Look through the records below and copy each line that includes the word "selected".

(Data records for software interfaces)
----
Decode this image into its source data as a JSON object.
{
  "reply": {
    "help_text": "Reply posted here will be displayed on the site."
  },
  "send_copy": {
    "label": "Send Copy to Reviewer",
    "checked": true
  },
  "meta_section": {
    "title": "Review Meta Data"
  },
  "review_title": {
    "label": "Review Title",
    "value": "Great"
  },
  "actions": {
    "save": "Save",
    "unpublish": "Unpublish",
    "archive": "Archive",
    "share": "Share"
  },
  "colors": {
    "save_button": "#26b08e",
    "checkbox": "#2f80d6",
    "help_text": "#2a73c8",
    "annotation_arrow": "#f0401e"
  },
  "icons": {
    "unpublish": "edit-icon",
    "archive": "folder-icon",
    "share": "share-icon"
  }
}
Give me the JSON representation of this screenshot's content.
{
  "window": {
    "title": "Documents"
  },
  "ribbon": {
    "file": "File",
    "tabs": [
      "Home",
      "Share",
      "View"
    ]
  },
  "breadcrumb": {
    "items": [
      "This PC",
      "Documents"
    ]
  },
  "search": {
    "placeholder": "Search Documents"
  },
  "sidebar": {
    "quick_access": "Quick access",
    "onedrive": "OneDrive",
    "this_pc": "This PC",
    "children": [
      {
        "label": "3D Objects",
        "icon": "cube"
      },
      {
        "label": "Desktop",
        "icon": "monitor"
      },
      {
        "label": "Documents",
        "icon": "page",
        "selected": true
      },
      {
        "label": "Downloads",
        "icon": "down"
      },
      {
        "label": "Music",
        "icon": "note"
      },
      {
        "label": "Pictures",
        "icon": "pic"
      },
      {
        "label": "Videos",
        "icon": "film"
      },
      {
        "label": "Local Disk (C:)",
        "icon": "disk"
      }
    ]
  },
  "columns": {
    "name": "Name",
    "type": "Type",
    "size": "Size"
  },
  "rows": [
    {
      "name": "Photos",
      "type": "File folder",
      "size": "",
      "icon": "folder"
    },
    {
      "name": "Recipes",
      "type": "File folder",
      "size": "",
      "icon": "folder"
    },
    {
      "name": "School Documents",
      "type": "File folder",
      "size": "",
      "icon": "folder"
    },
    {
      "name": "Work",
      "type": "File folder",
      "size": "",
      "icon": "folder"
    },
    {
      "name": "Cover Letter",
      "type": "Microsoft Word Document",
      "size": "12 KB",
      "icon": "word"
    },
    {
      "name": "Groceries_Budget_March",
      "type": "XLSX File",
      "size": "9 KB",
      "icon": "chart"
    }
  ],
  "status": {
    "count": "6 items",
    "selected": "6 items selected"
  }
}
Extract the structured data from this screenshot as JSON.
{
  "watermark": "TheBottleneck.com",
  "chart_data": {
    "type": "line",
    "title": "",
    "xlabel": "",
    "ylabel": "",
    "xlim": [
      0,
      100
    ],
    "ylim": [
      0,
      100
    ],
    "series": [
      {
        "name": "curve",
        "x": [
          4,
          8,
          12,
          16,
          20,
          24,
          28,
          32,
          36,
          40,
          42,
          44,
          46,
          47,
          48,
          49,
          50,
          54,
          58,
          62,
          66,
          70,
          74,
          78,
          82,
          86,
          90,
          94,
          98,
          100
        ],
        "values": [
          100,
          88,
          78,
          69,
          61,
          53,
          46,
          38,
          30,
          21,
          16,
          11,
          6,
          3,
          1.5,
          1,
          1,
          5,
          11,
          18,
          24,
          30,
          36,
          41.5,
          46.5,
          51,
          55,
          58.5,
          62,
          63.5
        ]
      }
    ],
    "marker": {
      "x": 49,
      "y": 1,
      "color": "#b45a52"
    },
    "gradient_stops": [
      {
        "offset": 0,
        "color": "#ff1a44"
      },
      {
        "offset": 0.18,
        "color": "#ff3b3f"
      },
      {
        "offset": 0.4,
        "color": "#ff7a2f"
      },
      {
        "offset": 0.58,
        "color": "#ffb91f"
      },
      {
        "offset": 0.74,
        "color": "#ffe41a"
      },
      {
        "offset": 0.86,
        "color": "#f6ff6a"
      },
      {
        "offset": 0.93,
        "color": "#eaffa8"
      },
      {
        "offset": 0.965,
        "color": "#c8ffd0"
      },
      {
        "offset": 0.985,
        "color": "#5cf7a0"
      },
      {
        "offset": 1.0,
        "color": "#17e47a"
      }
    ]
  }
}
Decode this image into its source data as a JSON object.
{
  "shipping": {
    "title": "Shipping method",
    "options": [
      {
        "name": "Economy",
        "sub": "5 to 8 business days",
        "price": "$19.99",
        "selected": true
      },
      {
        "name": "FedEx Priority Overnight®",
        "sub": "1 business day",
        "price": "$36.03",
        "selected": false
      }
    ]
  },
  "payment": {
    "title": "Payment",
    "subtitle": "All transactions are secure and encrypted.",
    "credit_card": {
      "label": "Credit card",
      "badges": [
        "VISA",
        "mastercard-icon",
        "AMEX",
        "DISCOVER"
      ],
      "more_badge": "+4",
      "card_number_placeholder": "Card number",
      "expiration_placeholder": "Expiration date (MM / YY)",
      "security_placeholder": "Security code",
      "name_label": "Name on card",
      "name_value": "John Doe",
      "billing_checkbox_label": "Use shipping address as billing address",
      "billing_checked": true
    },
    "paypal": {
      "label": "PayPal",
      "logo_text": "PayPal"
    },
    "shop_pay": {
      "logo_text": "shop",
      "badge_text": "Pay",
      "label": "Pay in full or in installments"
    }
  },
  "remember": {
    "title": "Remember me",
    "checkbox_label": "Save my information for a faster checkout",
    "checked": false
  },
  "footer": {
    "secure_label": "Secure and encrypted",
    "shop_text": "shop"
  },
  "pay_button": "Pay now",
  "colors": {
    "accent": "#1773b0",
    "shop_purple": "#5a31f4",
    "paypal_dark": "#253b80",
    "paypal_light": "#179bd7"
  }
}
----
EXPECTED OUTPUT:
        "selected": true
    "selected": "6 items selected"
        "selected": true
        "selected": false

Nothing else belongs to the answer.